The 900 block of Thomas Bluff Road near the county line is still closed. Collier Road past the 100 block and Old River Road between Highway 20 near the boat ramp are still closed. For access past the 100 block of Collier Road drivers should come from the north loop. Plemons Road near Wax Lake is also closed.

Flooding has been a regular part of life in Rome since, well, since before there was a Rome. The confluence of two rivers that attracted native people to this area centuries ago means that, every now and then, there are going to be issues with high water.

Laura Belanger, senior service hydrologist for the National Weather Service in Peachtree City, said high water at this time of year is to be expected in Northwest Georgia.

“We’re in the middle of a recharge period,” Belanger said. “To get this kind of rain this early is really healthy for summer river levels.”

Through 8 a.m. Thursday morning Floyd County received .96" of rain, according to the rain gauge at Richard B. Russell Regional Airport. 

The NWS late Wednesday said the rain forecast into Thursday probably would not have a significant impact on the rivers, unless the system stalls out. But if the expected high winds materialize, there could be a problem with trees toppling from the combination of wind and water.

There have been some isolated issues with livestock drowning in high water, said Todd Hice with the U.S. Department of Agriculture Farm Service Agency. Another problem facing some farm producers is damage to fencing from the pressure — and debris — that comes along with rapidly rolling high water.

“It’s still too early for farmers to get concerned about planting conditions. We’re at least a good 45 days away from that,” Hice said.

His office is in the process of making sure livestock producers are aware of what the agency has to offer in terms of emergency assistance.

The Oostanaula River is measured by an electronic U.S. Geologic Survey gauge on the Turner McCall Boulevard bridge.

It registered a high of 27.09 feet around 2:30 a.m. Wednesday before starting to recede around 4 p.m. Flood stage for the river is 25 feet, which means that is when the levee gate on Second Avenue is closed. The river has been above flood stage since around 7:30 a.m. Monday.

Last week the river peaked at 25.85 feet before dropping to just over 21 feet over the weekend.

The Etowah River gauge closest to Rome is affixed to the Ga. 1 Loop bridge near Grizzard Park. The flood stage at that location is 32 feet. The gauge recorded a high mark of 29.93 feet Monday at 6 p.m.

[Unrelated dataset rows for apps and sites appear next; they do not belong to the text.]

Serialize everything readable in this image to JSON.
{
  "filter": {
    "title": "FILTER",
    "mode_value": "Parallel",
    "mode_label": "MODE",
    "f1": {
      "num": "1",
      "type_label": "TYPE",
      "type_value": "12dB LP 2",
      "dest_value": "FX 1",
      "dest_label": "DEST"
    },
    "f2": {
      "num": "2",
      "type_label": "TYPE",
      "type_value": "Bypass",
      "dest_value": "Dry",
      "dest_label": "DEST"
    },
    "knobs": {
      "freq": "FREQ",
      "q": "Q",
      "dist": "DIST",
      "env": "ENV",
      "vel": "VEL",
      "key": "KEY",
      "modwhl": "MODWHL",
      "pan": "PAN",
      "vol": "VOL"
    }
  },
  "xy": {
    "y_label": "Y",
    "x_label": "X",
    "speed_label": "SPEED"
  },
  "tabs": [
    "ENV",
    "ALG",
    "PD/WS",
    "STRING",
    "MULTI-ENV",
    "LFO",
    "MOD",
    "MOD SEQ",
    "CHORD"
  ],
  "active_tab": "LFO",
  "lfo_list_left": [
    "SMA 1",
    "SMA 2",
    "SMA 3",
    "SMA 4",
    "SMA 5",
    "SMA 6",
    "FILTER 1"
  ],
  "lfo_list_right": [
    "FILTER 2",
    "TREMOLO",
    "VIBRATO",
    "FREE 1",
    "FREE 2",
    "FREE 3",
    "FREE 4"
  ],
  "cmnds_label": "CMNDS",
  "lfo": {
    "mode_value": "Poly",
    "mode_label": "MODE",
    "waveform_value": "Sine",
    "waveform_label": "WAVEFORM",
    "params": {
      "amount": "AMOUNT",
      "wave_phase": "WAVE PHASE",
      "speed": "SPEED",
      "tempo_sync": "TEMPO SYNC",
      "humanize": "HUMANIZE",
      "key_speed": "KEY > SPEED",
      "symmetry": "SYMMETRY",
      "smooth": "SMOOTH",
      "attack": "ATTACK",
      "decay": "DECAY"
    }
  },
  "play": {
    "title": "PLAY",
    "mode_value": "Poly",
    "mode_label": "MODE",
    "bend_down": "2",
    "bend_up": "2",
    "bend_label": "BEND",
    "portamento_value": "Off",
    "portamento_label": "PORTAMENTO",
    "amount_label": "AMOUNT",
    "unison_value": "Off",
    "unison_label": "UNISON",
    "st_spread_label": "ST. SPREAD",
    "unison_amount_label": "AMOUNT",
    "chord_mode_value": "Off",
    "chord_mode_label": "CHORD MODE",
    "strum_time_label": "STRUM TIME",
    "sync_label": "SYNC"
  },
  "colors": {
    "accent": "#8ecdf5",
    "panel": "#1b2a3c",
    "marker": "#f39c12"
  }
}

Rain forecast for Wednesday night into Thursday was expected to be less than an inch and half, Belanger said, but the rivers should be able to handle that without any additional serious problems.

However, she said it is a little unusual for the rivers to be at or above flood stage for as long as they have been.

The Upper Coosa River Basin drains a vast area, more than 4,500 miles in Northwest Georgia and a little over 100 miles in southeastern Tennessee.

Any rainfall north of Rome on the western-facing ridges of the Cohuttas will ultimately end up in either the Conasauga or Coosawattee Rivers, which meet near Resaca to form the Oostanaula. The Carters Lake Dam holds back some of the water that originates in the Coosawattee.

Rainfall in north central Georgia runs into the Etowah, which finds its way into Lake Allatoona before ultimately being released through the Allatoona Dam.

After a couple of days of sunshine that are forecast for Friday and Saturday, the area is expected to get more rain Sunday and into Tuesday next week.